Website and app data records
Segment Open
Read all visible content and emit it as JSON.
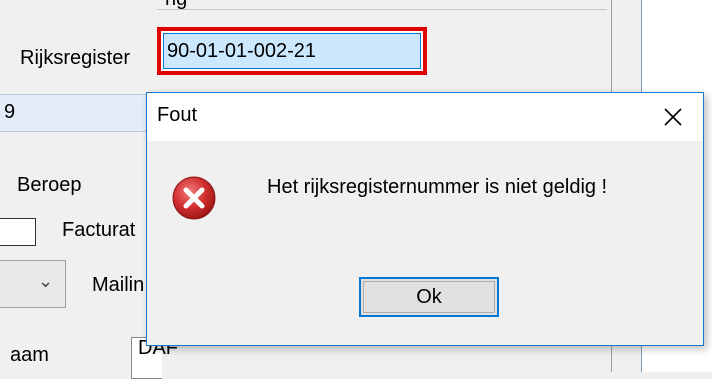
{
  "form": {
    "top_partial_text": "ng",
    "rijksregister_label": "Rijksregister",
    "rijksregister_value": "90-01-01-002-21",
    "left_field_value": "9",
    "beroep_label": "Beroep",
    "facturatie_label": "Facturat",
    "mailing_label": "Mailin",
    "naam_label": "aam",
    "naam_value": "DAF"
  },
  "dialog": {
    "title": "Fout",
    "message": "Het rijksregisternummer is niet geldig !",
    "ok_label": "Ok",
    "icon": "error-icon",
    "close_icon": "close-icon"
  },
  "colors": {
    "highlight_border": "#e00000",
    "selection_fill": "#cce8ff",
    "accent": "#0078d7",
    "error_red": "#d12e2e"
  }
}
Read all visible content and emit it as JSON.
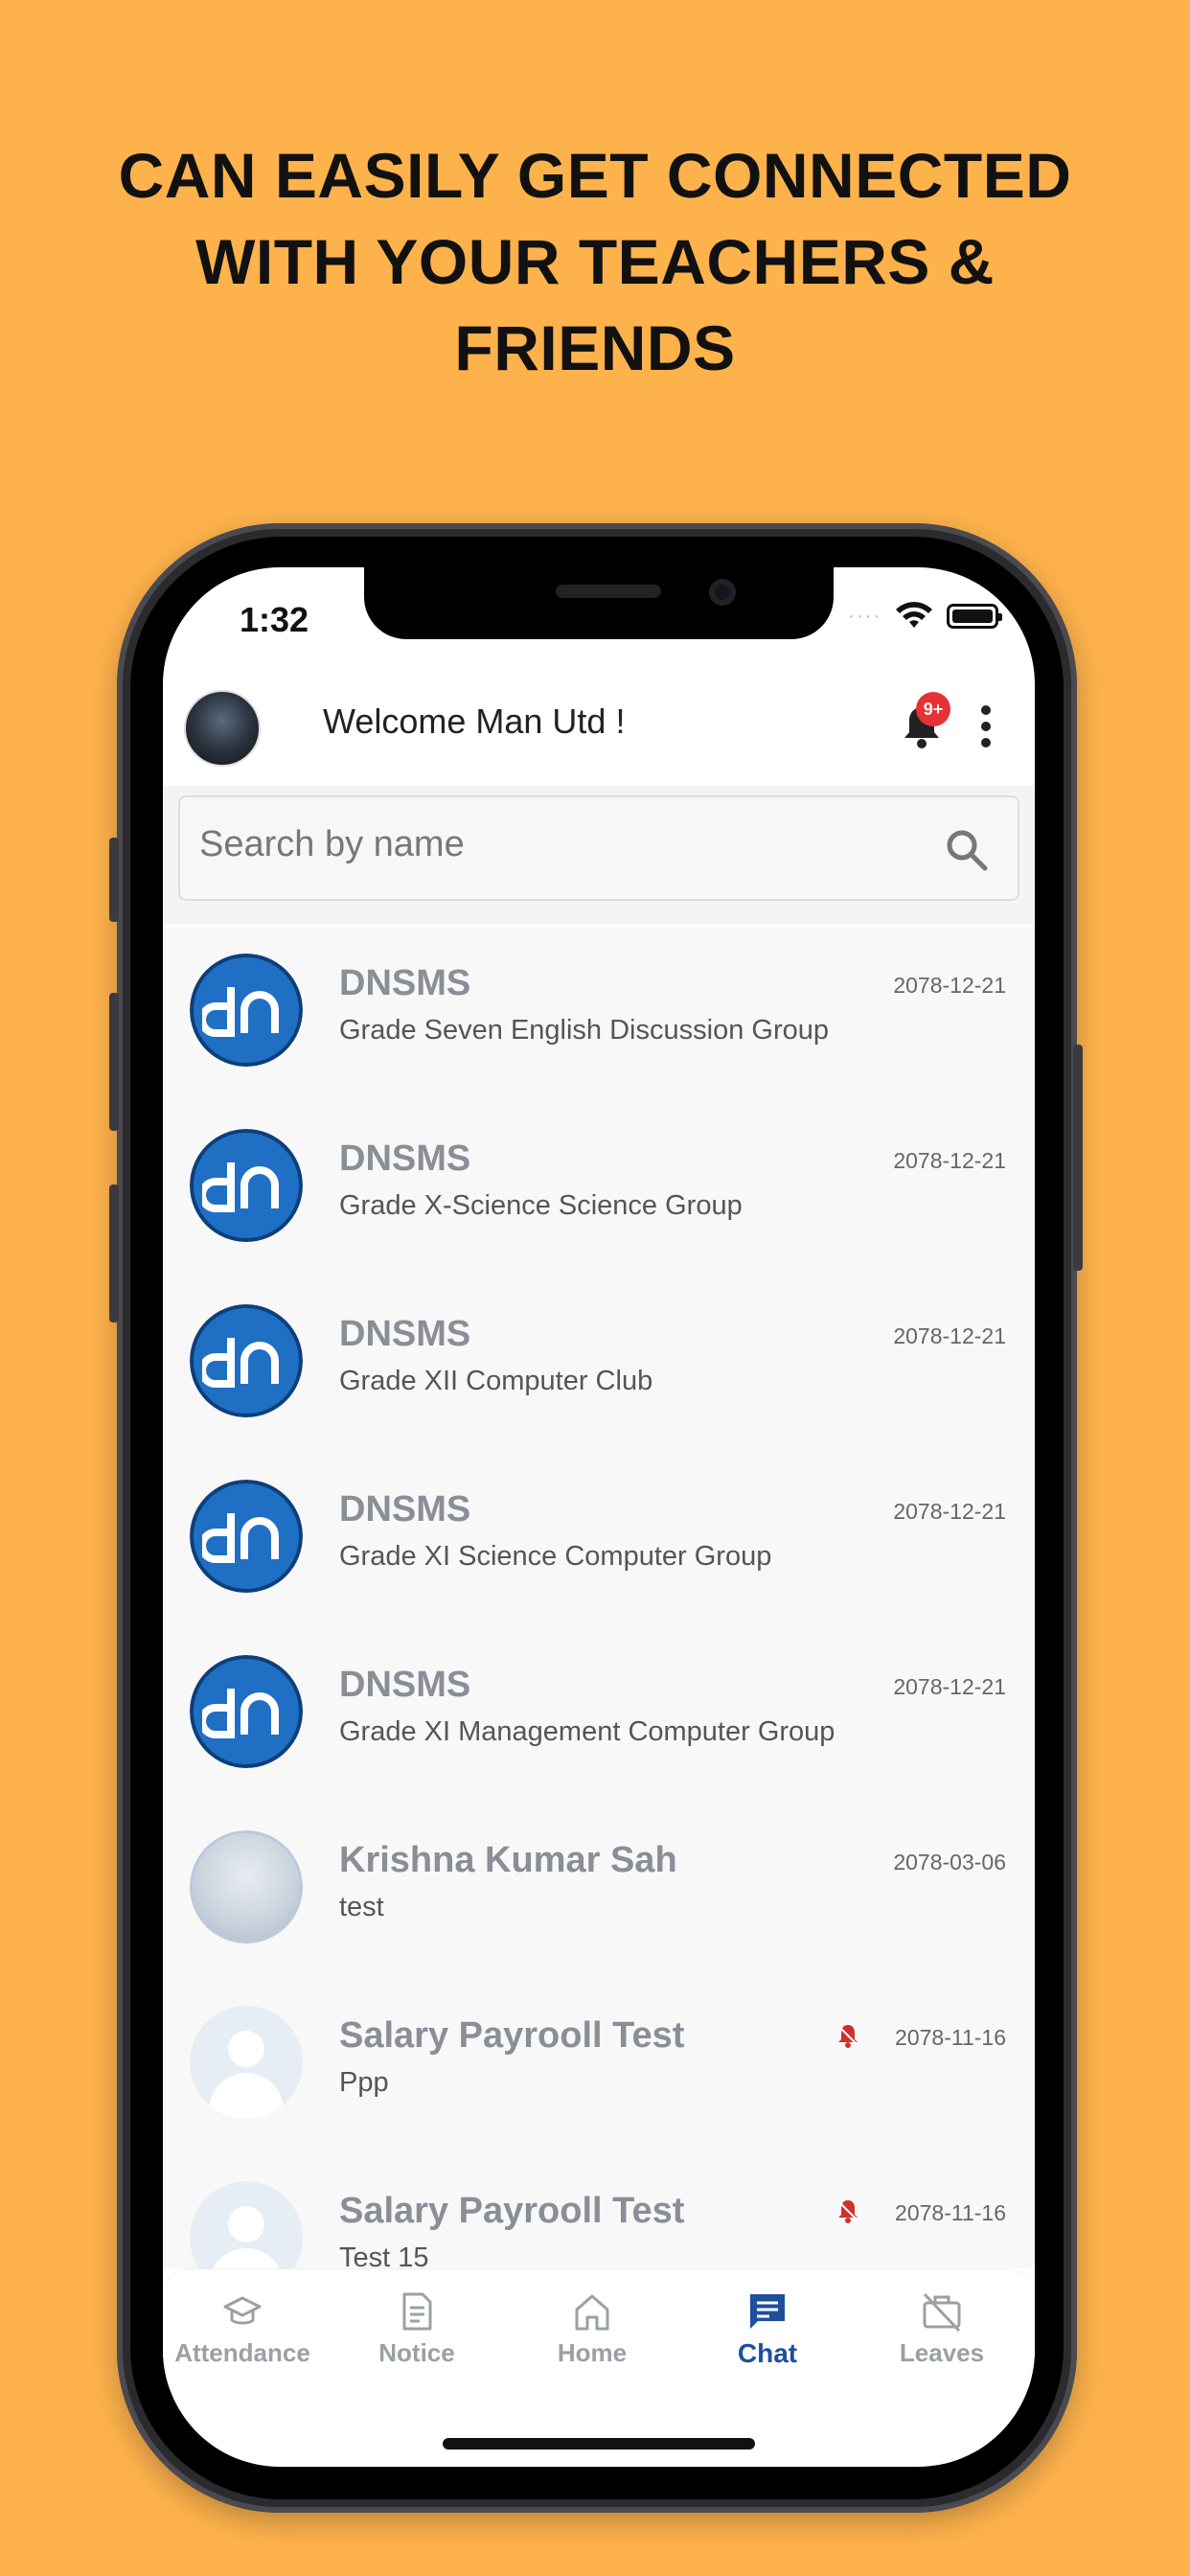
{
  "headline": [
    "CAN EASILY GET CONNECTED",
    "WITH YOUR TEACHERS &",
    "FRIENDS"
  ],
  "status_bar": {
    "time": "1:32"
  },
  "header": {
    "welcome_text": "Welcome Man Utd !",
    "notification_badge": "9+"
  },
  "search": {
    "placeholder": "Search by name",
    "value": ""
  },
  "chats": [
    {
      "name": "DNSMS",
      "subtitle": "Grade Seven English Discussion Group",
      "date": "2078-12-21",
      "avatar": "dn-logo",
      "muted": false
    },
    {
      "name": "DNSMS",
      "subtitle": "Grade X-Science Science Group",
      "date": "2078-12-21",
      "avatar": "dn-logo",
      "muted": false
    },
    {
      "name": "DNSMS",
      "subtitle": "Grade XII Computer Club",
      "date": "2078-12-21",
      "avatar": "dn-logo",
      "muted": false
    },
    {
      "name": "DNSMS",
      "subtitle": "Grade XI Science Computer Group",
      "date": "2078-12-21",
      "avatar": "dn-logo",
      "muted": false
    },
    {
      "name": "DNSMS",
      "subtitle": "Grade XI Management Computer Group",
      "date": "2078-12-21",
      "avatar": "dn-logo",
      "muted": false
    },
    {
      "name": "Krishna Kumar Sah",
      "subtitle": "test",
      "date": "2078-03-06",
      "avatar": "photo",
      "muted": false
    },
    {
      "name": "Salary Payrooll Test",
      "subtitle": "Ppp",
      "date": "2078-11-16",
      "avatar": "default-user",
      "muted": true
    },
    {
      "name": "Salary Payrooll Test",
      "subtitle": "Test 15",
      "date": "2078-11-16",
      "avatar": "default-user",
      "muted": true
    }
  ],
  "tabs": [
    {
      "label": "Attendance",
      "icon": "graduation-cap-icon",
      "active": false
    },
    {
      "label": "Notice",
      "icon": "document-icon",
      "active": false
    },
    {
      "label": "Home",
      "icon": "home-icon",
      "active": false
    },
    {
      "label": "Chat",
      "icon": "chat-icon",
      "active": true
    },
    {
      "label": "Leaves",
      "icon": "briefcase-off-icon",
      "active": false
    }
  ],
  "colors": {
    "background": "#FDB24C",
    "accent": "#1f4e9c",
    "badge": "#E63232",
    "dn_logo": "#1F6FC4"
  }
}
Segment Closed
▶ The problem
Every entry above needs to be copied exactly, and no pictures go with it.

▶ Task answer
Read all visible content and emit it as JSON.
{
  "form": {
    "top_partial_text": "ng",
    "rijksregister_label": "Rijksregister",
    "rijksregister_value": "90-01-01-002-21",
    "left_field_value": "9",
    "beroep_label": "Beroep",
    "facturatie_label": "Facturat",
    "mailing_label": "Mailin",
    "naam_label": "aam",
    "naam_value": "DAF"
  },
  "dialog": {
    "title": "Fout",
    "message": "Het rijksregisternummer is niet geldig !",
    "ok_label": "Ok",
    "icon": "error-icon",
    "close_icon": "close-icon"
  },
  "colors": {
    "highlight_border": "#e00000",
    "selection_fill": "#cce8ff",
    "accent": "#0078d7",
    "error_red": "#d12e2e"
  }
}
Read all visible content and emit it as JSON.
{
  "headline": [
    "CAN EASILY GET CONNECTED",
    "WITH YOUR TEACHERS &",
    "FRIENDS"
  ],
  "status_bar": {
    "time": "1:32"
  },
  "header": {
    "welcome_text": "Welcome Man Utd !",
    "notification_badge": "9+"
  },
  "search": {
    "placeholder": "Search by name",
    "value": ""
  },
  "chats": [
    {
      "name": "DNSMS",
      "subtitle": "Grade Seven English Discussion Group",
      "date": "2078-12-21",
      "avatar": "dn-logo",
      "muted": false
    },
    {
      "name": "DNSMS",
      "subtitle": "Grade X-Science Science Group",
      "date": "2078-12-21",
      "avatar": "dn-logo",
      "muted": false
    },
    {
      "name": "DNSMS",
      "subtitle": "Grade XII Computer Club",
      "date": "2078-12-21",
      "avatar": "dn-logo",
      "muted": false
    },
    {
      "name": "DNSMS",
      "subtitle": "Grade XI Science Computer Group",
      "date": "2078-12-21",
      "avatar": "dn-logo",
      "muted": false
    },
    {
      "name": "DNSMS",
      "subtitle": "Grade XI Management Computer Group",
      "date": "2078-12-21",
      "avatar": "dn-logo",
      "muted": false
    },
    {
      "name": "Krishna Kumar Sah",
      "subtitle": "test",
      "date": "2078-03-06",
      "avatar": "photo",
      "muted": false
    },
    {
      "name": "Salary Payrooll Test",
      "subtitle": "Ppp",
      "date": "2078-11-16",
      "avatar": "default-user",
      "muted": true
    },
    {
      "name": "Salary Payrooll Test",
      "subtitle": "Test 15",
      "date": "2078-11-16",
      "avatar": "default-user",
      "muted": true
    }
  ],
  "tabs": [
    {
      "label": "Attendance",
      "icon": "graduation-cap-icon",
      "active": false
    },
    {
      "label": "Notice",
      "icon": "document-icon",
      "active": false
    },
    {
      "label": "Home",
      "icon": "home-icon",
      "active": false
    },
    {
      "label": "Chat",
      "icon": "chat-icon",
      "active": true
    },
    {
      "label": "Leaves",
      "icon": "briefcase-off-icon",
      "active": false
    }
  ],
  "colors": {
    "background": "#FDB24C",
    "accent": "#1f4e9c",
    "badge": "#E63232",
    "dn_logo": "#1F6FC4"
  }
}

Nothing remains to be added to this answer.